Parched conditions, high winds, and utilities’ fears about incurring huge liabilities have triggered widespread precautionary power outages.
Utilities in Northern and Southern California have cut power from hundreds of thousands of customers as strong winds and parched conditions created a high risk that overhead power lines would spark disastrous wildfires.
The map above shows the fire risk forecast for today and tomorrow from the US Forest Service’s Wildland Fire Assessment System. It will update with each new forecast.
The state’s largest utility, Pacific Gas & Electric (PG&E), which serves Central and Northern California, started pulling the plug on hundreds of thousands of customers on Wednesday, with the weather forecast predicting high winds blowing from inland areas toward the coast.
More than 730,000 customers had their power cut, but PG&E said on Thursday morning that it had restored service to about 127,000. (PG&E estimates that each customer corresponds to about three people, so the number of people still without power could be more than 1.8 million.)
The sudden outages caused concern for people who need power for medical reasons, apparently catching some public officials by surprise.
PG&E has warned that some customers could be without power for up to five days.
“Weather conditions have improved and PG&E crews are now conducting safety patrols and inspections where power had been turned off for safety,” according to a statement posted on PG&E's website on Thursday morning. “Crews will ensure transmission and distribution lines are free of damage and safe to energize before power can be restored. Inspections will take place during daylight hours.”
PG&E filed for bankruptcy in January, in the face of legal claims running into billions of dollars after its power lines were found to have triggered the November 2018 Camp Fire, which devastated the town of Paradise. That fire killed 85 people and destroyed almost 19,000 buildings. It was the deadliest wildfire in state history.
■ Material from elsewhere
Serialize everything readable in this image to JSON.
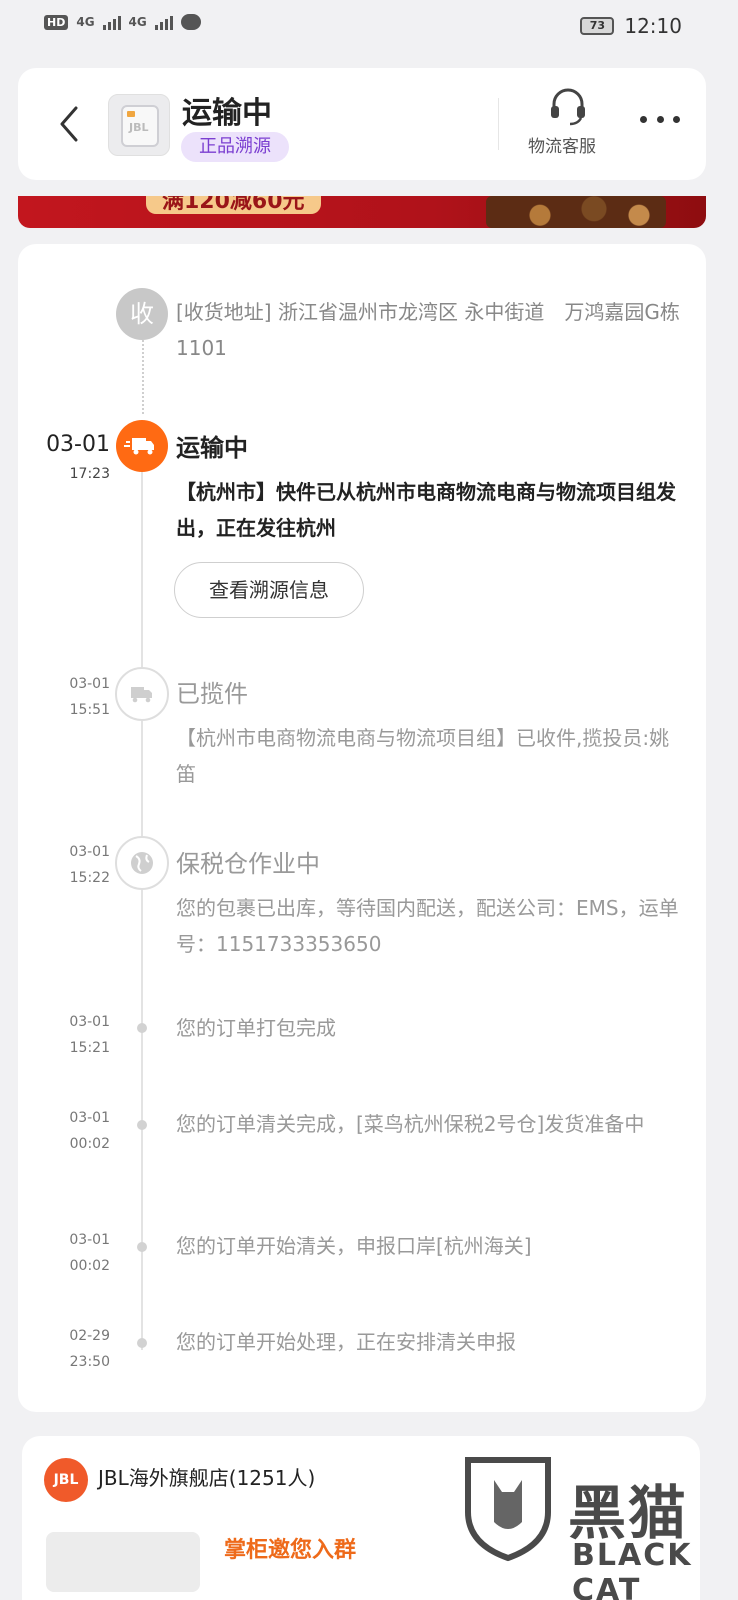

On Thursday morning, Southern California Edison also began cutting power to parts of Los Angeles, San Bernardino, and Ventura counties.